river otter with fish in mouth

On a human note, extreme poverty in the world is actually seriously declining. And, contrary to the pattern of contemporary corporations, Merck and GlaxoSmithKline are making HPV vaccines (which prevent cervical cancer) available in poor countries at an almost affordable price (though of course it could be even less).

South Korean transgender people can now change their legal gender without changing their genitals. And in California, transgender students can now select both bathrooms and athletic affiliations based on their self-chosen identity. Perhaps even more surprising, California children can now have three legal parents.
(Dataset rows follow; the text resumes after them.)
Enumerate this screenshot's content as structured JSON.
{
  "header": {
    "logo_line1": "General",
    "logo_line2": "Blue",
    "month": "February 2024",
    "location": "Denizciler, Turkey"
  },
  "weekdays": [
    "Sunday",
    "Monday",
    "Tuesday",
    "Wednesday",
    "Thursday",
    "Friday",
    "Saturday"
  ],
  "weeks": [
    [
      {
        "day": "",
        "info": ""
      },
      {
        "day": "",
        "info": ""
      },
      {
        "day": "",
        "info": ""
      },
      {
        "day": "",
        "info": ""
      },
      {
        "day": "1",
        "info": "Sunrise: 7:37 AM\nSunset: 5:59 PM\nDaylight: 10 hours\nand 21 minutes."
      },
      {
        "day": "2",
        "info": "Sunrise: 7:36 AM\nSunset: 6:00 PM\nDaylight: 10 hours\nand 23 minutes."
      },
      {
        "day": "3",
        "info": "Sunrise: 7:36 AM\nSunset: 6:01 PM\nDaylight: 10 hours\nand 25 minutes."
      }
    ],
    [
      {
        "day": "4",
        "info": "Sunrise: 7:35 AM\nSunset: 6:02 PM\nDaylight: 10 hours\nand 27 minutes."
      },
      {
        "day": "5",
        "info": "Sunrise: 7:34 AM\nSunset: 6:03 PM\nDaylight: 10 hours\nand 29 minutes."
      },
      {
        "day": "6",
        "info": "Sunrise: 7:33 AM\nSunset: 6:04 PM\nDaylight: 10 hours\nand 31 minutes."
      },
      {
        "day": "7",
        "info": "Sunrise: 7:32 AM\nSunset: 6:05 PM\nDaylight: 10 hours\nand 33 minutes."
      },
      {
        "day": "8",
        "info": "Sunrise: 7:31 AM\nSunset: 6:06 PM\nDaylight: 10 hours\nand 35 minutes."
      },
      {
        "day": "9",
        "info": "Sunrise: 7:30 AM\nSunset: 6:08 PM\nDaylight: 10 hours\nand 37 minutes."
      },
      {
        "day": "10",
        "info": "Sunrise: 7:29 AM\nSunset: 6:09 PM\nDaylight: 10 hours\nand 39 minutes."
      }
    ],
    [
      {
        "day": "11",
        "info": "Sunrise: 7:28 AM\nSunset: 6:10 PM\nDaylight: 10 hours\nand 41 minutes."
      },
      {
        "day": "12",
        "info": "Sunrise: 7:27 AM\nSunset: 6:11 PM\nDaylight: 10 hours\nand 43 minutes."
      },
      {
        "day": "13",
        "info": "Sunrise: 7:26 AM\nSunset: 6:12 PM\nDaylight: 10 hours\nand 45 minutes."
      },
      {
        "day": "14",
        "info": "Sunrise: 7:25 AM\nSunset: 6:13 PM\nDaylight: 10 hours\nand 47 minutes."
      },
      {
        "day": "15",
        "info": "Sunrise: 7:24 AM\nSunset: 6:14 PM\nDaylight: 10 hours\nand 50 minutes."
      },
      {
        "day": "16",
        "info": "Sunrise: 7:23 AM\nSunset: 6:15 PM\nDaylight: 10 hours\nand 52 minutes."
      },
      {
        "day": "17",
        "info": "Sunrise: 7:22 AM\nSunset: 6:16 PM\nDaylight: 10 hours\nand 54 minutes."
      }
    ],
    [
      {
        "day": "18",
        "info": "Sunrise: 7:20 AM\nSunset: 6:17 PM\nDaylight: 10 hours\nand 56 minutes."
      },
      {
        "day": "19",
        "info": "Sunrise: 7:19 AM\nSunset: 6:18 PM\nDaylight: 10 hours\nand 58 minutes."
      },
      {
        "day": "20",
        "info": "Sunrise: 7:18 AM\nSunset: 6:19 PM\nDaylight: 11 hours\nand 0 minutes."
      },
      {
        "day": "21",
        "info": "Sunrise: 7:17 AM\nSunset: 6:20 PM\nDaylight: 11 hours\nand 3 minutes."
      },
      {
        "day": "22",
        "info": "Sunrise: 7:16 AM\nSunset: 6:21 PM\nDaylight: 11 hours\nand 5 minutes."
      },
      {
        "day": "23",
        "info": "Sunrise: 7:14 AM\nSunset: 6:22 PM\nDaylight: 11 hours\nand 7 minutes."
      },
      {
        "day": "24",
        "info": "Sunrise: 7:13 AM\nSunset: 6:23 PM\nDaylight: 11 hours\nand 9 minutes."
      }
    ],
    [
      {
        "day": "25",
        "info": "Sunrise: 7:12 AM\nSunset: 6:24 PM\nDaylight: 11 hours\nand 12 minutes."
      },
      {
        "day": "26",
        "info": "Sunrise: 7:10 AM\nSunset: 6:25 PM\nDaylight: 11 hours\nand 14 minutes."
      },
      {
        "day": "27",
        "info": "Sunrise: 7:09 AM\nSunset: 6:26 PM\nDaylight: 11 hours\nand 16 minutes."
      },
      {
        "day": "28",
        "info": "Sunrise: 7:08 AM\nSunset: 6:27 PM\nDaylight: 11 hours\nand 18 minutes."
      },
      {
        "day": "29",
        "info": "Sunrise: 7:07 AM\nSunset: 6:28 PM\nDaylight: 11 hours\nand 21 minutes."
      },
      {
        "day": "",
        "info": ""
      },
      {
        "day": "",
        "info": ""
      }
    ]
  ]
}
The United States government has actually done some constructive things this year. The Affordable Care Act may have gotten off to a shaky start, but it is certainly improving the lives of hundreds of thousands of people. And Vermont is parlaying it into single-payer, the kind of health care we’d really like to see. Meanwhile, the Democrats in the Senate finally went some distance to limit the filibuster, which has become a tactic of uncontrolled Republican obstructionism . And in the most amazing recent news, the Obama Administration has made a preliminary deal with Iran about nuclear weapons and sanctions, which may even spread to help end the war in Syria.

The Catholic Church has selected an Argentinian pope who is committed to consensus, community, and feeding the hungry and clothing the naked. Among Pope Francis’s public statements since assuming the papacy are opposition to fracking as part of of his anticapitalist stance. He wants to see the power of the Church  un-Vatican-centered.

We wrote last year about Rolling Jubilee, and now they have bought $15 million dollars in random medical debt, and torn it up. The most recent large buy removed debt from 1900 debtors, with the largest single debtor having $237,000 in debt. Their website says “and more to come.” The debt forgiveness is real, but the underlying intention to call attention to the trillions of dollars of debt which burdens more than 70% of Americans

Ann Makosinski holding the flashlight she invented

And then there’s Ann Makosinski, the 15-year-old girl in Canada, who invented a flashlight powered by the heat of your hand.

We could actually add a lot more, but this seems like a fine assortment. We’re taking Thanksgiving weekend off, and we hope you are doing something wonderful!